Malawi has become the last country in southern Africa to relax laws against the cultivation and sale of cannabis, making it legal in the production of drugs and hemp fibers used in industry.
Malawi's parliament passed Thursday a bill that legalizes the cultivation and processing of cannabis for these two uses, but that does not decriminalize recreational use. Agriculture Minister Kondwani Nankhumwa has tabled the bill.
A growing number of countries around the world are legalizing or relaxing the laws on cannabis, also known as marijuana, as attitudes toward the drug change. Among them, several countries in southern Africa, and more recently Zambia, which legalized production for export in December.
They follow Lesotho, which became the first country in the region to legalize cannabis for medical purposes in 2017, and Zimbabwe. South Africa, for its part, has decriminalized personal domestic use and is in the process of lifting the ban on commercial cultivation of the plant.
"We are very pleased to finally take the right steps to advance the country's economy," Chauncy Jere, director of Ikaros Africa, one of two companies that conduct industrial hemp trials in the center, told Reuters. from Malawi.
"There's no question that cannabis is a lucrative industry and the demand is huge," said Jere, who is the spokesperson for the Malawi Hemp Association.

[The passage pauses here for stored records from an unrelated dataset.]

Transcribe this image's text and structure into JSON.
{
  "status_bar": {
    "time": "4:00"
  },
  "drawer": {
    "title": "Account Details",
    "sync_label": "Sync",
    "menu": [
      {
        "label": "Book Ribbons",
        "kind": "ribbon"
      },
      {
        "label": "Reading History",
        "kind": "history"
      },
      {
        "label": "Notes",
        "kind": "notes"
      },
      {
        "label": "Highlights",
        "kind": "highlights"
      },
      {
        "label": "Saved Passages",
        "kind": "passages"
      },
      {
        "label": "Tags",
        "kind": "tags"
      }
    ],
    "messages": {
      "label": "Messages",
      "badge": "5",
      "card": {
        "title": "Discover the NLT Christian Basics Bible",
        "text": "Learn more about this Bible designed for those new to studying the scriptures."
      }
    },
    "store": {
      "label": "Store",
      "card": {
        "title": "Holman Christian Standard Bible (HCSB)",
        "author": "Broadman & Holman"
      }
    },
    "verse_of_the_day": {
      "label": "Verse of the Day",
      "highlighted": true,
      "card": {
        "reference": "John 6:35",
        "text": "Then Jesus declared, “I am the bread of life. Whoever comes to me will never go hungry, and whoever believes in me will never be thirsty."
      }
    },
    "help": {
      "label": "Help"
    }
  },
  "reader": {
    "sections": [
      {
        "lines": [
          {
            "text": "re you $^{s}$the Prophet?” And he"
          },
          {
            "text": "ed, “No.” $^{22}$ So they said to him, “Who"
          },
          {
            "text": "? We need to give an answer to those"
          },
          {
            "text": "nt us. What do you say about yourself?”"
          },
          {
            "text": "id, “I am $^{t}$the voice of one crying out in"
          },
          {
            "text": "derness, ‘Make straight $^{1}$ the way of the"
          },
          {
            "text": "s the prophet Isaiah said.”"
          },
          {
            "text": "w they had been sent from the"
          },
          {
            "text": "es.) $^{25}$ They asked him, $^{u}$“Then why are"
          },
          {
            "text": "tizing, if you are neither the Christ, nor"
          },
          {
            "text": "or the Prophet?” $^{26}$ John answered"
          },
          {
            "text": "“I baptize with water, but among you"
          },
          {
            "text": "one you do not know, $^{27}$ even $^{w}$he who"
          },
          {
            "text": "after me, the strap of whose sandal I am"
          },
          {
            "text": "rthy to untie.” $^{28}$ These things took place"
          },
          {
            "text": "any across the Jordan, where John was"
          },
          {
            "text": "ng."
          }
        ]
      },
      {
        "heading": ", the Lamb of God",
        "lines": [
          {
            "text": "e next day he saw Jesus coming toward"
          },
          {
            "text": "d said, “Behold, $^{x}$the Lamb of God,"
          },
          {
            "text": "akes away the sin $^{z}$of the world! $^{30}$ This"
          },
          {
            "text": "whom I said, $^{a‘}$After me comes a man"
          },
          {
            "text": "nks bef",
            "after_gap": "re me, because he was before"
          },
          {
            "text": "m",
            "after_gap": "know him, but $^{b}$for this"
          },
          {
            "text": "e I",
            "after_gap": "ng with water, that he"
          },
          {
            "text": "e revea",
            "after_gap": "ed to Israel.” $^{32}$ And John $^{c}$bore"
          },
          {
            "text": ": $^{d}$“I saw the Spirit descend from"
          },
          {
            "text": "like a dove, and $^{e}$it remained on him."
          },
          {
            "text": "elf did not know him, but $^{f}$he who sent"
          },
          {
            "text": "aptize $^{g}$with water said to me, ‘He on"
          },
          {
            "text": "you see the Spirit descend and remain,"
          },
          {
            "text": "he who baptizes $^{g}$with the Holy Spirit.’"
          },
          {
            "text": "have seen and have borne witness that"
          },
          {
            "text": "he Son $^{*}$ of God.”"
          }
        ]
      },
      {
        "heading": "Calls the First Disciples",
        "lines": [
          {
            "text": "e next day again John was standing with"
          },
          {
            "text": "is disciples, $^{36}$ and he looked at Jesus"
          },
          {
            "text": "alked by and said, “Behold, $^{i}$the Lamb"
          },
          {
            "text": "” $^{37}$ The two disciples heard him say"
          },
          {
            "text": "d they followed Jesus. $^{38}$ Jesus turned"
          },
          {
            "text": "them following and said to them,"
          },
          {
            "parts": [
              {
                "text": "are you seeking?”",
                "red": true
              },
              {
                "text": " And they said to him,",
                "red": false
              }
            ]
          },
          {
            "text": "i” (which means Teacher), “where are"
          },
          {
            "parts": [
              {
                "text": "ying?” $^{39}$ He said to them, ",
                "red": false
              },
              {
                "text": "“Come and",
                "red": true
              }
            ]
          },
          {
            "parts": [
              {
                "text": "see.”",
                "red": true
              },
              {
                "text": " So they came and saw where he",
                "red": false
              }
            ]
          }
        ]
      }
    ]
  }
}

Tobacco, a drug which scientists say is far more addictive and ruinous to health than cannabis, has been Malawi's main source of foreign exchange since independence from Britain in 1964.